  1. Golden Waxcap, Hygrocybe chlorophana - yellow

  2. Snowy Waxcap, H. virginea - white

  3. Fibrous Waxcap, H. intermedia (the rarest of them) - orange

  4. Scarlet Waxcap, H. coccinea - red

  5. Parrot Waxcap, H. psittacina - green, going orange, then yellow

  6. Slimy Waxcap, H.irrigata (=H.unguninosa) - grey & slimy

  7. The tiny orange one I mistakenly called Rickenella fibula was yet another waxcap, possibly Goblet Waxcap, H. cantharella

  8. The yellow 'fairy clubs' were - Yellow Club, Clavulinopsis helvola

  9. Golden Spindles, C. fusiformis (the bigger one)

  10. Lilac Fibrecap, Inocybe geophylla (lilac)

  11. Red Cracking Bolete, Boletus chrysenteron

  12. The Blusher, Amanita rubescens

  13. Brown Roll-rim, Paxillus involutus (at base of the cedar)

  14. A milkcap, Lactarius species

  15. Fibrous Waxcap, Hygrocybe intermedia

  16. Hygrocybe russocoriacea

 

(click here for a page of Wax Caps - 13 KB)

 

 

BACK TO THE TOP Waxcaps (and others) on the front lawn at Knepp
 

 

 An holistic management plan

for a naturalistic grazing project 

on the Knepp Estate.

Feasibility Assessment

March 2007

A report by:

Kernon Countryside Consultants

and Land Use Consultants

 

 

Click Here for PDF document 2,671 KB

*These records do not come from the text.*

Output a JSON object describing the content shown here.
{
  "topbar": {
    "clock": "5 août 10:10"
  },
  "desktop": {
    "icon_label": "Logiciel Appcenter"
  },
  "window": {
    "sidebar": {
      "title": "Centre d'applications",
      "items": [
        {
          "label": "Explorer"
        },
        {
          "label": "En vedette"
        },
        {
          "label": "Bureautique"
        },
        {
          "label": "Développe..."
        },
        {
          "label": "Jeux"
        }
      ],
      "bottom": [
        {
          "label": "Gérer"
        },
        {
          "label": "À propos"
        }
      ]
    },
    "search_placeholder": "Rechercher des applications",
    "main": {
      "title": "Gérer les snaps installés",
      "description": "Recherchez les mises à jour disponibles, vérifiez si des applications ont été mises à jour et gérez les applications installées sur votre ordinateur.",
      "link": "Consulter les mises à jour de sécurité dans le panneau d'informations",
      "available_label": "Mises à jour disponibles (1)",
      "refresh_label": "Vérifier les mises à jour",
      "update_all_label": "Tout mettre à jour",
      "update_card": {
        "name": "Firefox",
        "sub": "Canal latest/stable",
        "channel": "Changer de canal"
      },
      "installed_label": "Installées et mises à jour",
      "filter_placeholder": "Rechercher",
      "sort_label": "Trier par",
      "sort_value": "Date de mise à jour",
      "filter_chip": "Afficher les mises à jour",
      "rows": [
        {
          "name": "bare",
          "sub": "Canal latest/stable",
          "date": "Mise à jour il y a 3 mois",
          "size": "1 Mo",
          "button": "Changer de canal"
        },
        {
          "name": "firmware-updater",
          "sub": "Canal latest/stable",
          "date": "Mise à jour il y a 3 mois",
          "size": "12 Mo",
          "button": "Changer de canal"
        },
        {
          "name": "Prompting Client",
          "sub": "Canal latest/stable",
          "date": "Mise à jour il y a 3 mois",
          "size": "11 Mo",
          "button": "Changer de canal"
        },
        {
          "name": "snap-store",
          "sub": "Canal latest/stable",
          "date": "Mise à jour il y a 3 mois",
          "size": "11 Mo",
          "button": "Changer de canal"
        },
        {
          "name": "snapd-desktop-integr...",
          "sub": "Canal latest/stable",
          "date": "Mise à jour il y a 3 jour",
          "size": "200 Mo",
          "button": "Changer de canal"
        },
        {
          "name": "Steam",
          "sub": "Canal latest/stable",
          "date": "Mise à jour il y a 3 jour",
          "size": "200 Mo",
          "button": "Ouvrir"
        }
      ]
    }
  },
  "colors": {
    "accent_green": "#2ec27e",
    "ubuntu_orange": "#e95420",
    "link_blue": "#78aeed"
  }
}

(Note this is a large file and may take several minutes to down load)

 

BACK TO THE TOP Feasibility Assessment
 

 

Creating Naturalistic Grazing

In

Lowland England

RESEARCH NOTE

April 2007

A report by:

Kernon Countryside Consultants

and Land Use Consultants

 

 

Click Here for PDF document 

 

BACK TO THE TOP Creating Naturalistic Grazing
 

 

Small Mammals

Live trapping small mammals as a tool for 

observing landscape-scale changes 

on the Knepp re-wilding area

May 2008

A report by:

James Goodrum

 

 

Click Here for MS word document (327 KB)

 

BACK TO THE TOP small mammals
 

 

KNEPP CASTLE DEER PARK

W E S T  G R I N S T E A D, W E S T  S U S S E X

Restoration Management Plan

May 2000

COLSON STONE

P R A C T I C E

 

Click Here for the report without maps and colour images MS word doc 299KB

Click here for the full colour report can be down loaded but it is a huge PDF file 90 MB 

 

BACK TO THE TOP colson stone report
 

New Constructions of Nature in Conservation Biology 

This dissertation explores Knepp's re wilding project through discussions with locals and the Knepp team. 

Dissertation 2009

by Ruth Swift

Click Here for this interesting dissertation

 

BACK TO THE TOP New Constructions